**What the exercise asks**:
Every line of the records that holds the word "time" should be copied.

####

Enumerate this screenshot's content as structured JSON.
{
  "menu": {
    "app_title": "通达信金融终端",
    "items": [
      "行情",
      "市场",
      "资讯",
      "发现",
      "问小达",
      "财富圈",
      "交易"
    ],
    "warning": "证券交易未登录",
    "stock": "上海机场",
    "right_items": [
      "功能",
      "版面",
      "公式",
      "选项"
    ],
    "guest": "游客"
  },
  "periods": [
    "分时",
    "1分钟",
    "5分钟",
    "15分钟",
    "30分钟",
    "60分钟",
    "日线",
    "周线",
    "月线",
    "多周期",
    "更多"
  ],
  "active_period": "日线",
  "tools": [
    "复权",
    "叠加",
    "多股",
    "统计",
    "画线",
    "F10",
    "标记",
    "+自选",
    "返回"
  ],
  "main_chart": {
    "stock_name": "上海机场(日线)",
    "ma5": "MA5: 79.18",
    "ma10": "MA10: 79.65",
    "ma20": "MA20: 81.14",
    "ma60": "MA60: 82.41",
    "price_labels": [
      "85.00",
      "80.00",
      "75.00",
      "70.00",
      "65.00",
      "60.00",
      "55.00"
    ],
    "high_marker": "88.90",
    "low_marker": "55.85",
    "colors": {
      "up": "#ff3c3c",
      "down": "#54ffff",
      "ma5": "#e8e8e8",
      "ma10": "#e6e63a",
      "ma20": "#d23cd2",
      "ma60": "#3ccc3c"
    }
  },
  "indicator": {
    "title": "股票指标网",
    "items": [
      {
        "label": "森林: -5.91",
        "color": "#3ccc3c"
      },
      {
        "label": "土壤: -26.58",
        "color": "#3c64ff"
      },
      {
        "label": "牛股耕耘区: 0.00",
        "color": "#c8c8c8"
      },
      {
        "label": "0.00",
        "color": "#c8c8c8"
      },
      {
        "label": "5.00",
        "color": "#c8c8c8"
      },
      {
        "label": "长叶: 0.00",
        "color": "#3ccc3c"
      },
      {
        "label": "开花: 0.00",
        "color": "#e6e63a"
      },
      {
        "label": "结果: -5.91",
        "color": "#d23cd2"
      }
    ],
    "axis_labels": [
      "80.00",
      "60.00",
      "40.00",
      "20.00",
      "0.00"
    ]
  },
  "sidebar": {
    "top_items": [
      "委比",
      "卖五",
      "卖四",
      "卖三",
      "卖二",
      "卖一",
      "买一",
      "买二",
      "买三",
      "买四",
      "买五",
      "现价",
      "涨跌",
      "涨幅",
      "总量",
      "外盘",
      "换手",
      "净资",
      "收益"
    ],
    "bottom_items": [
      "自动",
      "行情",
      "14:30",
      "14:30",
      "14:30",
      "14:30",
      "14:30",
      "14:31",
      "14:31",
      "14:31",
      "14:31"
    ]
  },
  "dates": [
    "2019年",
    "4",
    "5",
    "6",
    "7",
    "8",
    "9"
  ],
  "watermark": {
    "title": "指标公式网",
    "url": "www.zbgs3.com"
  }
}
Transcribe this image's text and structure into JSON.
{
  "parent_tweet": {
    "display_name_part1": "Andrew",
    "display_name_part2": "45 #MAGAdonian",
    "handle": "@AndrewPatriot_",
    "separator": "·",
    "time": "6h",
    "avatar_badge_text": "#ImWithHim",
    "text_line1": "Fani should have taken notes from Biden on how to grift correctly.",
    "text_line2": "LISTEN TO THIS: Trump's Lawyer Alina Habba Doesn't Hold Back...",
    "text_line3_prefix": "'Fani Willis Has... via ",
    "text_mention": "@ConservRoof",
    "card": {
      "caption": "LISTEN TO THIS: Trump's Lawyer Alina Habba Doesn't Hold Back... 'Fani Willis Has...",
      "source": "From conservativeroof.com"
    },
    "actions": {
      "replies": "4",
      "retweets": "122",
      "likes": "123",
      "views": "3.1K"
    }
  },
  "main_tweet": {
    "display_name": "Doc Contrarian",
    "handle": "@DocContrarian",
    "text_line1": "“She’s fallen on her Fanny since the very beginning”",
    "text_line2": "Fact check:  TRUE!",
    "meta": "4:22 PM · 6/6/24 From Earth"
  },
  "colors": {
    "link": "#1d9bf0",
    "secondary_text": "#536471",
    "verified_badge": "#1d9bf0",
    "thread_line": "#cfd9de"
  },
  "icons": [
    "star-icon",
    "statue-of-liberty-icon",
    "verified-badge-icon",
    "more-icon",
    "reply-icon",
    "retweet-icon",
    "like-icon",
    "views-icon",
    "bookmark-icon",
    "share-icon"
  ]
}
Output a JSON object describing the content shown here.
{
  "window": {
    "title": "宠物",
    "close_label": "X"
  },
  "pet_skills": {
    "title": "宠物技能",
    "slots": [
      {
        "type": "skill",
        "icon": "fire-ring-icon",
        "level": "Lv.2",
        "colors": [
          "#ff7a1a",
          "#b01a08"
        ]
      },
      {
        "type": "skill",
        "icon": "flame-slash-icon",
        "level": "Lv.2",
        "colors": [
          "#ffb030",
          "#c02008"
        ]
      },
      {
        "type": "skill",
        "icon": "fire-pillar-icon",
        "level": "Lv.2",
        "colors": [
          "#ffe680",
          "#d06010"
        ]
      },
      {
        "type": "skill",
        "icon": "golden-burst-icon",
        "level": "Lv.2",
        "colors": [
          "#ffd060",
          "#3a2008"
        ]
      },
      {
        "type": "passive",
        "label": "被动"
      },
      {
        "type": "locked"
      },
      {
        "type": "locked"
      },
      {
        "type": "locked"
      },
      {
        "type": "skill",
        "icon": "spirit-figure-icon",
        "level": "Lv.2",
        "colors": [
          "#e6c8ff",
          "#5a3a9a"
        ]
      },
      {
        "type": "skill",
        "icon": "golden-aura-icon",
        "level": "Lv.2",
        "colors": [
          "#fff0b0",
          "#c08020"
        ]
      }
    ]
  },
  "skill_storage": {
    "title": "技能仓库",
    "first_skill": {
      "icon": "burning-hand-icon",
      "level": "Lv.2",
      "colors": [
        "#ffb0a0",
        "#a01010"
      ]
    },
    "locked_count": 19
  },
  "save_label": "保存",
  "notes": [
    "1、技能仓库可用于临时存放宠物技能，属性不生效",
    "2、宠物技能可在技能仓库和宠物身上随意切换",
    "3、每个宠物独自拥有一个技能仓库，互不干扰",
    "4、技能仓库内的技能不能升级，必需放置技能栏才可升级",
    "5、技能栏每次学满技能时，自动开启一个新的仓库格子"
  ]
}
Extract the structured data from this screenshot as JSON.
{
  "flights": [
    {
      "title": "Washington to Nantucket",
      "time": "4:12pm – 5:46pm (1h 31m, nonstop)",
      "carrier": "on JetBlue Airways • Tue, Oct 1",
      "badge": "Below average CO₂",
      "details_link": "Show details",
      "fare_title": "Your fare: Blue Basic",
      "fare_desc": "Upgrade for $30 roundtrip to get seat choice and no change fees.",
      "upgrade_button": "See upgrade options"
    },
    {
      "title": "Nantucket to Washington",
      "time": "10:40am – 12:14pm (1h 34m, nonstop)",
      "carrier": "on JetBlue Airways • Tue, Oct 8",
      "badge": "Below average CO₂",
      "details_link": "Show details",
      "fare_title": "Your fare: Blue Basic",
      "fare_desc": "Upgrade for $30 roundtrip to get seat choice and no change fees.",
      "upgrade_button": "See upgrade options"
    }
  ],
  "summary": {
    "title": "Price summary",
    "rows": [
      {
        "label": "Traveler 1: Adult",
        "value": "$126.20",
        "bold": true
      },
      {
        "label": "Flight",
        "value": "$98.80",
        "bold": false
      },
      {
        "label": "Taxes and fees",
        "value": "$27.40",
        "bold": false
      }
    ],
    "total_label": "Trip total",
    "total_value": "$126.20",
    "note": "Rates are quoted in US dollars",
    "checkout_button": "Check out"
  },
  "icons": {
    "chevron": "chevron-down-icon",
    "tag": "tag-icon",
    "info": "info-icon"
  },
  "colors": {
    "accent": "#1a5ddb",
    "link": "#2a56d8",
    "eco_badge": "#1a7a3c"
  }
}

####

**Your response**:
    "time": "6h",
      "time": "4:12pm – 5:46pm (1h 31m, nonstop)",
      "time": "10:40am – 12:14pm (1h 34m, nonstop)",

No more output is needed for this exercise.